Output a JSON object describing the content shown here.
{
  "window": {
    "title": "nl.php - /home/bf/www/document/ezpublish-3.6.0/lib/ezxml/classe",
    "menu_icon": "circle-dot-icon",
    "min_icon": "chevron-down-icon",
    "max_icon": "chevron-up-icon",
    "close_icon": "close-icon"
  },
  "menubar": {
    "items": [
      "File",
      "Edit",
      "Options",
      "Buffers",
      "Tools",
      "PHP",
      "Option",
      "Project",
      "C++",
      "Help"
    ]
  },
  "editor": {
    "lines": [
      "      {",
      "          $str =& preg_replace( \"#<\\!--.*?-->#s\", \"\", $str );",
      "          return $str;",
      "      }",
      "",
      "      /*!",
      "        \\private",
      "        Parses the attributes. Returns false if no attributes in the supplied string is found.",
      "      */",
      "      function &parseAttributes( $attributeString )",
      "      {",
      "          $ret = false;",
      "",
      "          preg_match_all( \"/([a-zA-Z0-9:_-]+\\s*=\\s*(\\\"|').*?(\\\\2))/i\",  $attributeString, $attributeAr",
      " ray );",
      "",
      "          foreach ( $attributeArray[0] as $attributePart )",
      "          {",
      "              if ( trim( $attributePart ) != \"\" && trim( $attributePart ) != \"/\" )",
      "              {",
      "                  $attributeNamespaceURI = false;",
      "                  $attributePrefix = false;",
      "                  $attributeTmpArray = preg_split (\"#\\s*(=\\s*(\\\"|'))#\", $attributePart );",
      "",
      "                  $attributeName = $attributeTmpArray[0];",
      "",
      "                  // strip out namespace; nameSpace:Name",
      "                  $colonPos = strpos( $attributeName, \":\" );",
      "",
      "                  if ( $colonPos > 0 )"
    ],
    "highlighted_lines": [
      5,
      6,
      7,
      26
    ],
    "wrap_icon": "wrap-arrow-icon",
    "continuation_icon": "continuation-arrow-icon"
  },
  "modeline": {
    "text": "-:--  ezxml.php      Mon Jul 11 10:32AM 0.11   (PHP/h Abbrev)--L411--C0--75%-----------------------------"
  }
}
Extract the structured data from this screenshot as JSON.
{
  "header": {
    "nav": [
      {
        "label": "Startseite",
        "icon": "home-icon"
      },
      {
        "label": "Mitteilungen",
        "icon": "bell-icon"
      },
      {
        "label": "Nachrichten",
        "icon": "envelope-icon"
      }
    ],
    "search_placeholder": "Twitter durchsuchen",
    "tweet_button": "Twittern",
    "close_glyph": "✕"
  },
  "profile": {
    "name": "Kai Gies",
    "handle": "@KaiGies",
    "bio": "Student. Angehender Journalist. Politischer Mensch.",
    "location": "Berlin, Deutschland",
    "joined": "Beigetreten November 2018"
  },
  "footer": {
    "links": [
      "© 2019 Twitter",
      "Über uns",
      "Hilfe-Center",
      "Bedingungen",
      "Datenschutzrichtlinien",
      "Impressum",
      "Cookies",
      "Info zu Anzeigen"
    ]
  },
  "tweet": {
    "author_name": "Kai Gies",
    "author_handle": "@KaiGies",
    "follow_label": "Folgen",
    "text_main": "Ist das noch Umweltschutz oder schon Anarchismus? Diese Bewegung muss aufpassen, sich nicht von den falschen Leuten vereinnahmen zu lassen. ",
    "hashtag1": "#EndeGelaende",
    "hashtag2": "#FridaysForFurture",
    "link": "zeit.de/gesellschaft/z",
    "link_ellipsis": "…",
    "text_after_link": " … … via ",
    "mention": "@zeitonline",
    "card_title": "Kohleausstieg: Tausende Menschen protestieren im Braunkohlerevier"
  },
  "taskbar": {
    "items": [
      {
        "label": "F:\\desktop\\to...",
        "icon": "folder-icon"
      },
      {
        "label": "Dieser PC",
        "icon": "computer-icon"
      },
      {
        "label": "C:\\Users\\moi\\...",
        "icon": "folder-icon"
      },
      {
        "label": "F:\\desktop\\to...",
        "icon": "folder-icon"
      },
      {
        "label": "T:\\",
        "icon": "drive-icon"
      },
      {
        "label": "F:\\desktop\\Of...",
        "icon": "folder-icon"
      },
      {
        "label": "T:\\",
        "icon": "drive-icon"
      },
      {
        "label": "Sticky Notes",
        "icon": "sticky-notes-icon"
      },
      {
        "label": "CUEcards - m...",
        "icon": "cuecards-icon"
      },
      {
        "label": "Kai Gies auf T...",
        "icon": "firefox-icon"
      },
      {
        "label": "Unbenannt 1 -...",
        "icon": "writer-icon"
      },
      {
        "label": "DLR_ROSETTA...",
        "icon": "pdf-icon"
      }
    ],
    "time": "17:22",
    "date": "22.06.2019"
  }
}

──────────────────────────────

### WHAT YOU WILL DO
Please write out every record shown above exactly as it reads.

### ANSWER SECTION
Output a JSON object describing the content shown here.
{
  "window": {
    "title": "nl.php - /home/bf/www/document/ezpublish-3.6.0/lib/ezxml/classe",
    "menu_icon": "circle-dot-icon",
    "min_icon": "chevron-down-icon",
    "max_icon": "chevron-up-icon",
    "close_icon": "close-icon"
  },
  "menubar": {
    "items": [
      "File",
      "Edit",
      "Options",
      "Buffers",
      "Tools",
      "PHP",
      "Option",
      "Project",
      "C++",
      "Help"
    ]
  },
  "editor": {
    "lines": [
      "      {",
      "          $str =& preg_replace( \"#<\\!--.*?-->#s\", \"\", $str );",
      "          return $str;",
      "      }",
      "",
      "      /*!",
      "        \\private",
      "        Parses the attributes. Returns false if no attributes in the supplied string is found.",
      "      */",
      "      function &parseAttributes( $attributeString )",
      "      {",
      "          $ret = false;",
      "",
      "          preg_match_all( \"/([a-zA-Z0-9:_-]+\\s*=\\s*(\\\"|').*?(\\\\2))/i\",  $attributeString, $attributeAr",
      " ray );",
      "",
      "          foreach ( $attributeArray[0] as $attributePart )",
      "          {",
      "              if ( trim( $attributePart ) != \"\" && trim( $attributePart ) != \"/\" )",
      "              {",
      "                  $attributeNamespaceURI = false;",
      "                  $attributePrefix = false;",
      "                  $attributeTmpArray = preg_split (\"#\\s*(=\\s*(\\\"|'))#\", $attributePart );",
      "",
      "                  $attributeName = $attributeTmpArray[0];",
      "",
      "                  // strip out namespace; nameSpace:Name",
      "                  $colonPos = strpos( $attributeName, \":\" );",
      "",
      "                  if ( $colonPos > 0 )"
    ],
    "highlighted_lines": [
      5,
      6,
      7,
      26
    ],
    "wrap_icon": "wrap-arrow-icon",
    "continuation_icon": "continuation-arrow-icon"
  },
  "modeline": {
    "text": "-:--  ezxml.php      Mon Jul 11 10:32AM 0.11   (PHP/h Abbrev)--L411--C0--75%-----------------------------"
  }
}
Extract the structured data from this screenshot as JSON.
{
  "header": {
    "nav": [
      {
        "label": "Startseite",
        "icon": "home-icon"
      },
      {
        "label": "Mitteilungen",
        "icon": "bell-icon"
      },
      {
        "label": "Nachrichten",
        "icon": "envelope-icon"
      }
    ],
    "search_placeholder": "Twitter durchsuchen",
    "tweet_button": "Twittern",
    "close_glyph": "✕"
  },
  "profile": {
    "name": "Kai Gies",
    "handle": "@KaiGies",
    "bio": "Student. Angehender Journalist. Politischer Mensch.",
    "location": "Berlin, Deutschland",
    "joined": "Beigetreten November 2018"
  },
  "footer": {
    "links": [
      "© 2019 Twitter",
      "Über uns",
      "Hilfe-Center",
      "Bedingungen",
      "Datenschutzrichtlinien",
      "Impressum",
      "Cookies",
      "Info zu Anzeigen"
    ]
  },
  "tweet": {
    "author_name": "Kai Gies",
    "author_handle": "@KaiGies",
    "follow_label": "Folgen",
    "text_main": "Ist das noch Umweltschutz oder schon Anarchismus? Diese Bewegung muss aufpassen, sich nicht von den falschen Leuten vereinnahmen zu lassen. ",
    "hashtag1": "#EndeGelaende",
    "hashtag2": "#FridaysForFurture",
    "link": "zeit.de/gesellschaft/z",
    "link_ellipsis": "…",
    "text_after_link": " … … via ",
    "mention": "@zeitonline",
    "card_title": "Kohleausstieg: Tausende Menschen protestieren im Braunkohlerevier"
  },
  "taskbar": {
    "items": [
      {
        "label": "F:\\desktop\\to...",
        "icon": "folder-icon"
      },
      {
        "label": "Dieser PC",
        "icon": "computer-icon"
      },
      {
        "label": "C:\\Users\\moi\\...",
        "icon": "folder-icon"
      },
      {
        "label": "F:\\desktop\\to...",
        "icon": "folder-icon"
      },
      {
        "label": "T:\\",
        "icon": "drive-icon"
      },
      {
        "label": "F:\\desktop\\Of...",
        "icon": "folder-icon"
      },
      {
        "label": "T:\\",
        "icon": "drive-icon"
      },
      {
        "label": "Sticky Notes",
        "icon": "sticky-notes-icon"
      },
      {
        "label": "CUEcards - m...",
        "icon": "cuecards-icon"
      },
      {
        "label": "Kai Gies auf T...",
        "icon": "firefox-icon"
      },
      {
        "label": "Unbenannt 1 -...",
        "icon": "writer-icon"
      },
      {
        "label": "DLR_ROSETTA...",
        "icon": "pdf-icon"
      }
    ],
    "time": "17:22",
    "date": "22.06.2019"
  }
}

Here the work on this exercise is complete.